Is knocking down a dining-kitchen wall worth it for an open plan?

8 Replies

This is my first full rehab! How exciting is this!

I am rehabbing a small 1950's cape that I feel has a really good potential but like many capes of its vintage it has a pretty claustrophobic floor plan downstairs with many small rooms and 7' ceilings. The dining room and kitchen are each about 10x11 and I'm debating tearing the wall down that separates them. My first thought is that it was a no brainer, but my realtor got into my head when she said that it may harm resale to only have an eat in kitchen and not have a formal dining room. Which way do most of you all go on this decision? 

Taking the wall down would take very little effort and cost. I just don't want to shoot myself in the foot if doing away with a dining room is going to work against my goals.

Thanks for your input!

Updated over 2 years ago
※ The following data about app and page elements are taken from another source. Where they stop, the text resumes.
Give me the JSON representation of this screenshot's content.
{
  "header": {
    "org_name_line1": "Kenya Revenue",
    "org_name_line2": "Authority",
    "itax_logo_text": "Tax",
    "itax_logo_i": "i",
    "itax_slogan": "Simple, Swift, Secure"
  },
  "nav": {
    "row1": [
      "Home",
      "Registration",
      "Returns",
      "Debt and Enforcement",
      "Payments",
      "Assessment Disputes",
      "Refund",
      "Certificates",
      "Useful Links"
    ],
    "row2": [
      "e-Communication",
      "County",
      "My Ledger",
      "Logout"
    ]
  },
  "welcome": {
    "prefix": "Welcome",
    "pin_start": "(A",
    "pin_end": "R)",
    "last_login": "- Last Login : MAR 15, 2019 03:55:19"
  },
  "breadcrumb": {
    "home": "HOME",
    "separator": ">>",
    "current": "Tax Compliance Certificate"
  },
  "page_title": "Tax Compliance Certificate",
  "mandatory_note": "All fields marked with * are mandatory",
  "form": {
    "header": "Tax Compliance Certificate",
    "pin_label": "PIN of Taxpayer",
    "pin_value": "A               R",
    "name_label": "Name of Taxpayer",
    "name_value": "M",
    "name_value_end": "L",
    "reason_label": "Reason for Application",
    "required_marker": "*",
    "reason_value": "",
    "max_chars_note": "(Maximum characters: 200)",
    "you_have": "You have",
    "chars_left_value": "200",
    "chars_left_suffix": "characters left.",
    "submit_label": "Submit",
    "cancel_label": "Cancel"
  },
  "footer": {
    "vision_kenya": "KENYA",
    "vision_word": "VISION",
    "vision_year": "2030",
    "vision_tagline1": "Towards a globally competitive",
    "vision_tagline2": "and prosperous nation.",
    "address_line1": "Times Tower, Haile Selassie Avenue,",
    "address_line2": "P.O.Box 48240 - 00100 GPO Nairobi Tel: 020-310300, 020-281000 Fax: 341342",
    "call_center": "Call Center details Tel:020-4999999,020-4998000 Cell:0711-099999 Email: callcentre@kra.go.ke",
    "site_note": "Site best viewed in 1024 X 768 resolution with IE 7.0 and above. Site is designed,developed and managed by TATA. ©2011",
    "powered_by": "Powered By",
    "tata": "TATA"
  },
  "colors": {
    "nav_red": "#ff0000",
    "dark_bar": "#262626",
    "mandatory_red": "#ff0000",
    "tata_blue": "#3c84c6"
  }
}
It may be significant to add that there is a 15-lite door in the dining room that leads to a back deck. The dining room also has another door coming in from a mudroom/side entrance and the dining room opens to the living room as well as the kitchen. Point being to that all these egresses may help the open feel if the wall was removed.

Open floor plans are all the craze right now but not always necessary if it's going to be a rental. Are you flipping the property? Don't assume it will be cheap. Taking out interior walls can be expensive and sometimes not possible if it's load bearing. Additionally, electrical outlets and plumbing may need to be relocated. I would look into this when developing a scope of work with an experienced contractor. 

Thanks for your reply Jaron. I should clarify that this will be a flip, and I would be DIY'ing the wall (I'm formerly a carpenter and this particular wall would be an easy one with regard to the great points you brought up).

If it is not load bearing, then I would tear it out if you think it will help as a rental. It can always be rebuilt for resale value when the time comes. The flooring transition is usually the most complicated part. If it is load bearing , then a header must be installed and a permit should be pulled. Both of those things may make it cost prohibitive. 

@Benny Cash an open flow has more appeal right now than a formal dining room. Another option may be a half wall or a pony wall that divides the spaces and visually blocks some of the kitchen clutter. You get a "formal" eating area along with the open view and flow. Here is a photo of one of mine. The wall is 4' tall and open at both ends. We attached a bar on the back side at normal stool height. You can see the dining chairs in the foreground. 

Personally, I would go for it. The more kitchen space you can create the better. Formal dining areas aren’t that popular anymore from what I’ve gathered. Make a nice spacious kitchen and a nice casual dining area and you’re set.

I would open the wall if it is not load bearing. Keep in mind that you will need to deal with fixing the floor(s) where the wall once stood and there is a likely a chance you will have to move some electrical and possibly plumbing or HVAC ductwork.

Opening a load bearing wall is cool, too, but you have to consider the extra costs associated with getting a structural engineer to report on and spec out what is needed for a beam, paying for the beam, and having it installed.